━━ SOURCE MATERIAL ━━

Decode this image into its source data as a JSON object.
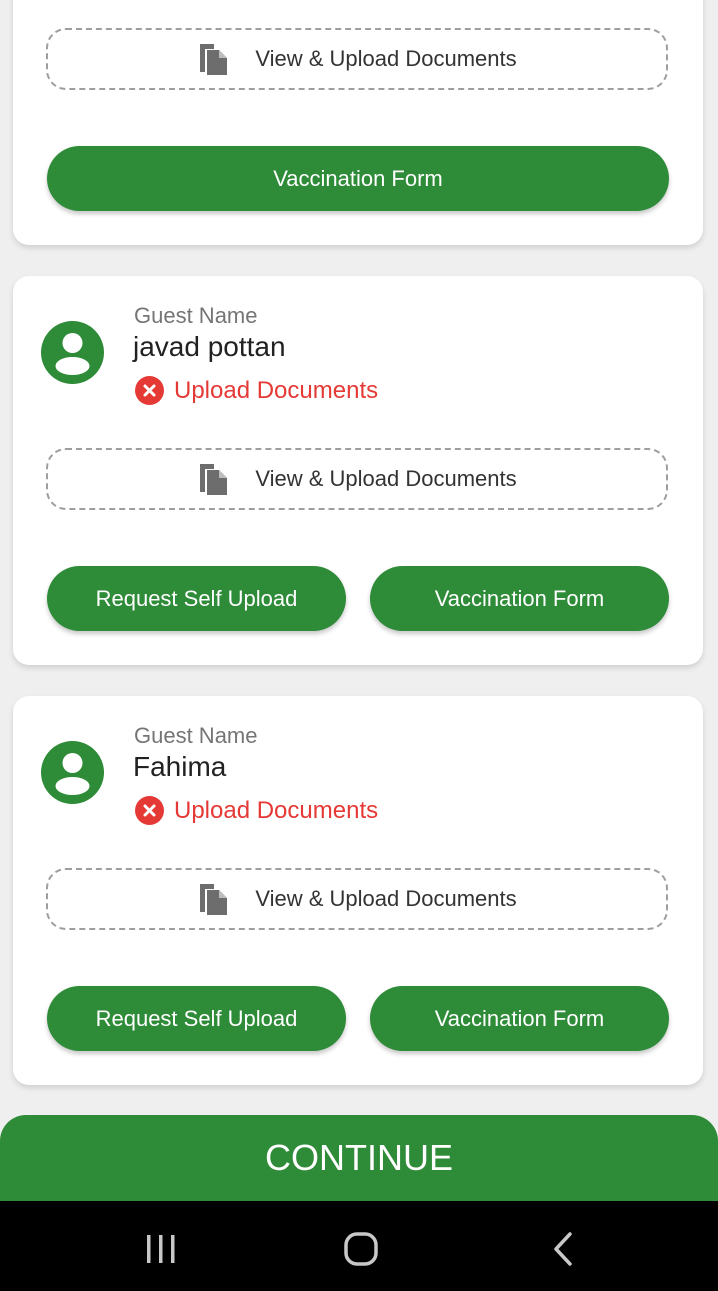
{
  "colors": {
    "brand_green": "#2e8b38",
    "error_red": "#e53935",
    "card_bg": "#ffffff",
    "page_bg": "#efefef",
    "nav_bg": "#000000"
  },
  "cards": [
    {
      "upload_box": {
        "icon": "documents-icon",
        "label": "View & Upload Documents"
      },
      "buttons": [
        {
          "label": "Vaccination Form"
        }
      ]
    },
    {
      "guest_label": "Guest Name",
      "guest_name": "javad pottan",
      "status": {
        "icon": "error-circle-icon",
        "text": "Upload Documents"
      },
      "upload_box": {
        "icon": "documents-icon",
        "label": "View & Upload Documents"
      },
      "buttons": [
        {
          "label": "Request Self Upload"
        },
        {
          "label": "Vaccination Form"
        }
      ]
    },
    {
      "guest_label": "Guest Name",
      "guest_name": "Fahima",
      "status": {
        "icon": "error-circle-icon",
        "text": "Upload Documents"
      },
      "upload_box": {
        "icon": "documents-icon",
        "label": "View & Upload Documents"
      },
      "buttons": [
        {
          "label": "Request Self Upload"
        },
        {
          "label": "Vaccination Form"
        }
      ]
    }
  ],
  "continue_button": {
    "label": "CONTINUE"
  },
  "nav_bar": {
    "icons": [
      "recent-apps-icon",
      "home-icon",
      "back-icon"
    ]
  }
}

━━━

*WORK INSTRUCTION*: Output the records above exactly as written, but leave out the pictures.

*RESULT OF THE TASK*:
Decode this image into its source data as a JSON object.
{
  "colors": {
    "brand_green": "#2e8b38",
    "error_red": "#e53935",
    "card_bg": "#ffffff",
    "page_bg": "#efefef",
    "nav_bg": "#000000"
  },
  "cards": [
    {
      "upload_box": {
        "icon": "documents-icon",
        "label": "View & Upload Documents"
      },
      "buttons": [
        {
          "label": "Vaccination Form"
        }
      ]
    },
    {
      "guest_label": "Guest Name",
      "guest_name": "javad pottan",
      "status": {
        "icon": "error-circle-icon",
        "text": "Upload Documents"
      },
      "upload_box": {
        "icon": "documents-icon",
        "label": "View & Upload Documents"
      },
      "buttons": [
        {
          "label": "Request Self Upload"
        },
        {
          "label": "Vaccination Form"
        }
      ]
    },
    {
      "guest_label": "Guest Name",
      "guest_name": "Fahima",
      "status": {
        "icon": "error-circle-icon",
        "text": "Upload Documents"
      },
      "upload_box": {
        "icon": "documents-icon",
        "label": "View & Upload Documents"
      },
      "buttons": [
        {
          "label": "Request Self Upload"
        },
        {
          "label": "Vaccination Form"
        }
      ]
    }
  ],
  "continue_button": {
    "label": "CONTINUE"
  },
  "nav_bar": {
    "icons": [
      "recent-apps-icon",
      "home-icon",
      "back-icon"
    ]
  }
}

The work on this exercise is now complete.